[TASK MATERIAL Boundary: Start]

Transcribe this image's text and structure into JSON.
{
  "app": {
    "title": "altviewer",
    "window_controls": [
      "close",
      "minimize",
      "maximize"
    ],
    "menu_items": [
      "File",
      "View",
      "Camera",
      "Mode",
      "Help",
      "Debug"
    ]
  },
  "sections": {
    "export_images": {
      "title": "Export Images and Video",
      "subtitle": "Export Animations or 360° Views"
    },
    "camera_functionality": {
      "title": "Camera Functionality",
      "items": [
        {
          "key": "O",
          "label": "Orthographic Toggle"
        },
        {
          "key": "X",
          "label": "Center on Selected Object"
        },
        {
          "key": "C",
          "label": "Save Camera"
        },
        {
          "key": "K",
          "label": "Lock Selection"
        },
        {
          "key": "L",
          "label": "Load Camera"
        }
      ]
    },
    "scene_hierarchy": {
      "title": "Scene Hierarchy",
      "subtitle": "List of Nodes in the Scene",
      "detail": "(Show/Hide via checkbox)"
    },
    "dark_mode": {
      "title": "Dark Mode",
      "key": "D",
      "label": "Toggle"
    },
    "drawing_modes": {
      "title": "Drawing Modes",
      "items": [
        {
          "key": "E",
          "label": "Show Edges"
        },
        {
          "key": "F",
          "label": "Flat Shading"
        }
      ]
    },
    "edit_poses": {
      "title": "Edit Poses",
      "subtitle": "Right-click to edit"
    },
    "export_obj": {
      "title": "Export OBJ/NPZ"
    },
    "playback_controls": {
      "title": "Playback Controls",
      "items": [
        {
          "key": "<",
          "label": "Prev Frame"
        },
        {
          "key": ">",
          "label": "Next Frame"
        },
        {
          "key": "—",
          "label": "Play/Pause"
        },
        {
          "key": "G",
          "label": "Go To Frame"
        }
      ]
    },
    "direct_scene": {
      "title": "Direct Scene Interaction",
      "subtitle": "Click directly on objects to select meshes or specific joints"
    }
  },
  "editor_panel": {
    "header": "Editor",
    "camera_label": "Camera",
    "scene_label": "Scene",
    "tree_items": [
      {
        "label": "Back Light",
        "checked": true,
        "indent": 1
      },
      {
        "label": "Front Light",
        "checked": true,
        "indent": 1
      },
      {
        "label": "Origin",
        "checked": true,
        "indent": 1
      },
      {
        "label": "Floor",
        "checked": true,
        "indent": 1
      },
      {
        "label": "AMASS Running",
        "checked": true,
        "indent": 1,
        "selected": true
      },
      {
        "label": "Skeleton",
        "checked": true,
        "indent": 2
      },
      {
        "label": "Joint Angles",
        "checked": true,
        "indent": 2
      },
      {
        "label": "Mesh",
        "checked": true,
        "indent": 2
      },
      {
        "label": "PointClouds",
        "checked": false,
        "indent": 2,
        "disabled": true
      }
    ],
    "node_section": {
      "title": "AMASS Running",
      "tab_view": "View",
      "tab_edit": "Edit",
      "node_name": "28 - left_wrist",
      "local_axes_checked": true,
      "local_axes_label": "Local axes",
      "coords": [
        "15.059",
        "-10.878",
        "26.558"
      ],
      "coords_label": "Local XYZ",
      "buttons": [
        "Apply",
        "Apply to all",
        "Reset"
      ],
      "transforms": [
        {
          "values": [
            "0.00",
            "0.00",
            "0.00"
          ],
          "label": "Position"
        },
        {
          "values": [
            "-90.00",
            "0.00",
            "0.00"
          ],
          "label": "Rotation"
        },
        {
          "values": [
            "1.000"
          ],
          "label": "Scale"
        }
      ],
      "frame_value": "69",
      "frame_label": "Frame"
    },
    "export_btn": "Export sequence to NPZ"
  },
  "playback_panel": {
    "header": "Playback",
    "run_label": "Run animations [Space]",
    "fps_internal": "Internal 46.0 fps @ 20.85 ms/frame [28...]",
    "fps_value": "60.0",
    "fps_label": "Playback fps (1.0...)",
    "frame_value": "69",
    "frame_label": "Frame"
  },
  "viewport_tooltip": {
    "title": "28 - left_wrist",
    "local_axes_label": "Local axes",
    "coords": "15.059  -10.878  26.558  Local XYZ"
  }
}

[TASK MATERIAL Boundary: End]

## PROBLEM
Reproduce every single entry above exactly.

## TASK OUTPUT
Transcribe this image's text and structure into JSON.
{
  "app": {
    "title": "altviewer",
    "window_controls": [
      "close",
      "minimize",
      "maximize"
    ],
    "menu_items": [
      "File",
      "View",
      "Camera",
      "Mode",
      "Help",
      "Debug"
    ]
  },
  "sections": {
    "export_images": {
      "title": "Export Images and Video",
      "subtitle": "Export Animations or 360° Views"
    },
    "camera_functionality": {
      "title": "Camera Functionality",
      "items": [
        {
          "key": "O",
          "label": "Orthographic Toggle"
        },
        {
          "key": "X",
          "label": "Center on Selected Object"
        },
        {
          "key": "C",
          "label": "Save Camera"
        },
        {
          "key": "K",
          "label": "Lock Selection"
        },
        {
          "key": "L",
          "label": "Load Camera"
        }
      ]
    },
    "scene_hierarchy": {
      "title": "Scene Hierarchy",
      "subtitle": "List of Nodes in the Scene",
      "detail": "(Show/Hide via checkbox)"
    },
    "dark_mode": {
      "title": "Dark Mode",
      "key": "D",
      "label": "Toggle"
    },
    "drawing_modes": {
      "title": "Drawing Modes",
      "items": [
        {
          "key": "E",
          "label": "Show Edges"
        },
        {
          "key": "F",
          "label": "Flat Shading"
        }
      ]
    },
    "edit_poses": {
      "title": "Edit Poses",
      "subtitle": "Right-click to edit"
    },
    "export_obj": {
      "title": "Export OBJ/NPZ"
    },
    "playback_controls": {
      "title": "Playback Controls",
      "items": [
        {
          "key": "<",
          "label": "Prev Frame"
        },
        {
          "key": ">",
          "label": "Next Frame"
        },
        {
          "key": "—",
          "label": "Play/Pause"
        },
        {
          "key": "G",
          "label": "Go To Frame"
        }
      ]
    },
    "direct_scene": {
      "title": "Direct Scene Interaction",
      "subtitle": "Click directly on objects to select meshes or specific joints"
    }
  },
  "editor_panel": {
    "header": "Editor",
    "camera_label": "Camera",
    "scene_label": "Scene",
    "tree_items": [
      {
        "label": "Back Light",
        "checked": true,
        "indent": 1
      },
      {
        "label": "Front Light",
        "checked": true,
        "indent": 1
      },
      {
        "label": "Origin",
        "checked": true,
        "indent": 1
      },
      {
        "label": "Floor",
        "checked": true,
        "indent": 1
      },
      {
        "label": "AMASS Running",
        "checked": true,
        "indent": 1,
        "selected": true
      },
      {
        "label": "Skeleton",
        "checked": true,
        "indent": 2
      },
      {
        "label": "Joint Angles",
        "checked": true,
        "indent": 2
      },
      {
        "label": "Mesh",
        "checked": true,
        "indent": 2
      },
      {
        "label": "PointClouds",
        "checked": false,
        "indent": 2,
        "disabled": true
      }
    ],
    "node_section": {
      "title": "AMASS Running",
      "tab_view": "View",
      "tab_edit": "Edit",
      "node_name": "28 - left_wrist",
      "local_axes_checked": true,
      "local_axes_label": "Local axes",
      "coords": [
        "15.059",
        "-10.878",
        "26.558"
      ],
      "coords_label": "Local XYZ",
      "buttons": [
        "Apply",
        "Apply to all",
        "Reset"
      ],
      "transforms": [
        {
          "values": [
            "0.00",
            "0.00",
            "0.00"
          ],
          "label": "Position"
        },
        {
          "values": [
            "-90.00",
            "0.00",
            "0.00"
          ],
          "label": "Rotation"
        },
        {
          "values": [
            "1.000"
          ],
          "label": "Scale"
        }
      ],
      "frame_value": "69",
      "frame_label": "Frame"
    },
    "export_btn": "Export sequence to NPZ"
  },
  "playback_panel": {
    "header": "Playback",
    "run_label": "Run animations [Space]",
    "fps_internal": "Internal 46.0 fps @ 20.85 ms/frame [28...]",
    "fps_value": "60.0",
    "fps_label": "Playback fps (1.0...)",
    "frame_value": "69",
    "frame_label": "Frame"
  },
  "viewport_tooltip": {
    "title": "28 - left_wrist",
    "local_axes_label": "Local axes",
    "coords": "15.059  -10.878  26.558  Local XYZ"
  }
}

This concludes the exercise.